The study also highlights the constructs of current linguistic theory, arguing for distinctive features and the notion 'onset' and against some of the claims of Optimality Theory and Usage-based accounts.
The importance of Henk Zeevat's new monograph cannot be overstated. [...] I recommend it to anyone who combines interests in language, logic, and computation [...]. David Beaver, University of Texas at Austin
Reader in the History of Aphasia-From Franz Gall to Norman Geschwind
The study of language and the brain is heavily dependent on work of the early aphasiologists, and those wanting to be acquainted with the discipline will come across frequent references to these classic authors.

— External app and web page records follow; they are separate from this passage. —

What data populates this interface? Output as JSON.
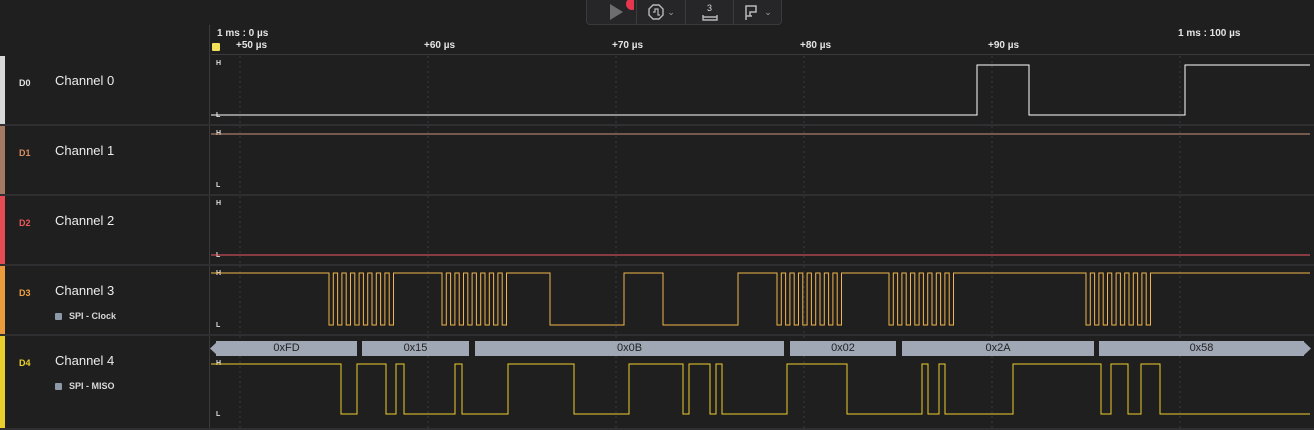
{
  "ruler": {
    "start_label": "1 ms : 0 µs",
    "end_label": "1 ms : 100 µs",
    "ticks": [
      "+50 µs",
      "+60 µs",
      "+70 µs",
      "+80 µs",
      "+90 µs"
    ]
  },
  "level_labels": {
    "high": "H",
    "low": "L"
  },
  "channels": [
    {
      "id": "D0",
      "name": "Channel 0",
      "color": "#d8d8d8",
      "id_color": "#e0e0e0",
      "wave_color": "#ffffff"
    },
    {
      "id": "D1",
      "name": "Channel 1",
      "color": "#a57a62",
      "id_color": "#d88f60",
      "wave_color": "#c8957a"
    },
    {
      "id": "D2",
      "name": "Channel 2",
      "color": "#e64a55",
      "id_color": "#ee5a5a",
      "wave_color": "#ef5a64"
    },
    {
      "id": "D3",
      "name": "Channel 3",
      "color": "#eb9b3c",
      "id_color": "#f0a040",
      "wave_color": "#f2b44a",
      "analyzer": "SPI - Clock"
    },
    {
      "id": "D4",
      "name": "Channel 4",
      "color": "#e9cf2c",
      "id_color": "#ecd12f",
      "wave_color": "#efce2c",
      "analyzer": "SPI - MISO"
    }
  ],
  "decoded_bytes": [
    "0xFD",
    "0x15",
    "0x0B",
    "0x02",
    "0x2A",
    "0x58"
  ],
  "toolbar": {
    "icons": [
      "play-icon",
      "record-icon",
      "trigger-icon",
      "measure-icon",
      "marker-icon"
    ],
    "measure_badge": "3",
    "accent": "#e8364f"
  }
}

This collection brings together seminal publications by 19th- and 20th-century neurologists concerned with the relationship between language and the brain. The book includes biographical sketches of the authors discussed, and bibliographies of their relevant publications.

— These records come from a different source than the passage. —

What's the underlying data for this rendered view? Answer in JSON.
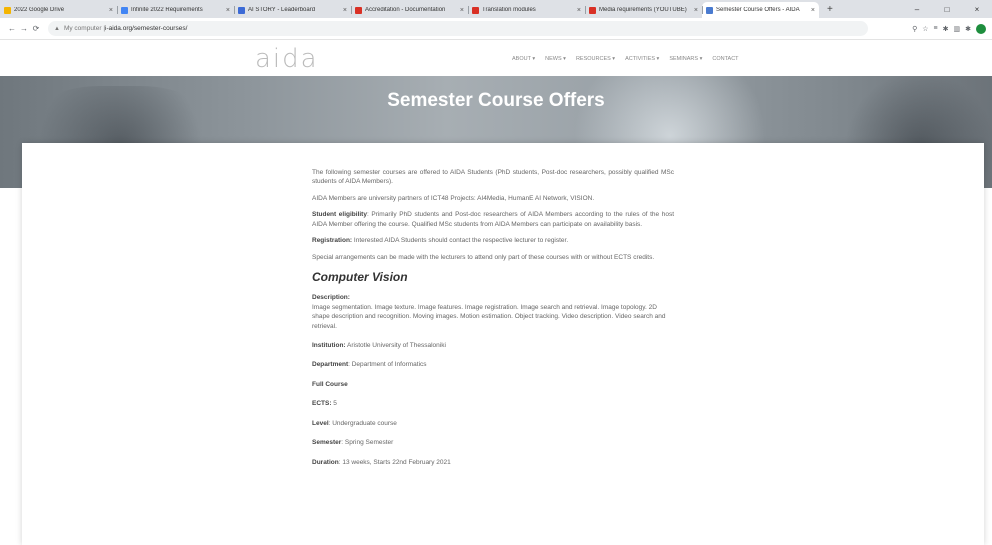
{
  "browser": {
    "tabs": [
      {
        "label": "2022 Google Drive",
        "color": "#f4b400"
      },
      {
        "label": "Infinite 2022 Requirements",
        "color": "#4285f4"
      },
      {
        "label": "AI STORY - Leaderboard",
        "color": "#3c6ad6"
      },
      {
        "label": "Accreditation - Documentation",
        "color": "#d93025"
      },
      {
        "label": "Translation modules",
        "color": "#d93025"
      },
      {
        "label": "Media requirements (YOUTUBE)",
        "color": "#d93025"
      },
      {
        "label": "Semester Course Offers - AIDA",
        "color": "#4a7bd0",
        "active": true
      }
    ],
    "new_tab": "+",
    "window_controls": [
      "–",
      "□",
      "×"
    ],
    "nav": {
      "back": "←",
      "forward": "→",
      "reload": "⟳"
    },
    "url_prefix": "▲",
    "url_host": "My computer | ",
    "url_path": "i-aida.org/semester-courses/",
    "ext_icons": [
      "⚲",
      "☆",
      "≡",
      "✱",
      "▥",
      "✱"
    ]
  },
  "site": {
    "logo": "aida",
    "nav": [
      "ABOUT ▾",
      "NEWS ▾",
      "RESOURCES ▾",
      "ACTIVITIES ▾",
      "SEMINARS ▾",
      "CONTACT"
    ]
  },
  "hero": {
    "title": "Semester Course Offers"
  },
  "content": {
    "intro": "The following semester courses are offered to AIDA Students (PhD students, Post-doc researchers, possibly qualified MSc students of AIDA Members).",
    "members": "AIDA Members are university partners of ICT48 Projects: AI4Media, HumanE AI Network, VISION.",
    "eligibility_label": "Student eligibility",
    "eligibility": ": Primarily PhD students and Post-doc researchers of AIDA Members according to the rules of the host AIDA Member offering the course. Qualified MSc students from AIDA Members can participate on availability basis.",
    "registration_label": "Registration:",
    "registration": " Interested AIDA Students should contact the respective lecturer to register.",
    "special": "Special arrangements can be made with the lecturers to attend only part of these courses with or without ECTS credits.",
    "course_title": "Computer Vision",
    "description_label": "Description:",
    "description": "Image segmentation. Image texture. Image features. Image registration. Image search and retrieval. Image topology. 2D shape description and recognition. Moving images. Motion estimation. Object tracking. Video description. Video search and retrieval.",
    "institution_label": "Institution:",
    "institution": " Aristotle University of Thessaloniki",
    "department_label": "Department",
    "department": ": Department of Informatics",
    "full_course": "Full Course",
    "ects_label": "ECTS:",
    "ects": " 5",
    "level_label": "Level",
    "level": ": Undergraduate course",
    "semester_label": "Semester",
    "semester": ": Spring Semester",
    "duration_label": "Duration",
    "duration": ": 13 weeks, Starts 22nd February 2021"
  }
}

Texts by: Franz Joseph Gall (1758-1828) [Claus Heeschen]; Paul Broca (1824-1915) (Paul Eling]; Carl Wernicke [1848-1905] (Antoine Keyser]; Henry Charlton Bastian (1837-1915) [John C. Marshall]; John Hughlings Jackson (1835-1911) [Bento P. M. Schulte]; Sigmund Freud (1856-1939) [O.R. Hommes); Jules Dejerine (1849-1947) [W. O. Renierl; Pierre Marie (1853-1940) [Yvan Lebrun]; Amold Pick (1851- 1924) [A.D.Friederici]; Henry Head (1861-1940) (Patrick Hudson]; Kurt Goldstein (1878-1965) [Ria de Bleser]; Norman (Geschwind (1926-1984) [Mary-Louise Kean].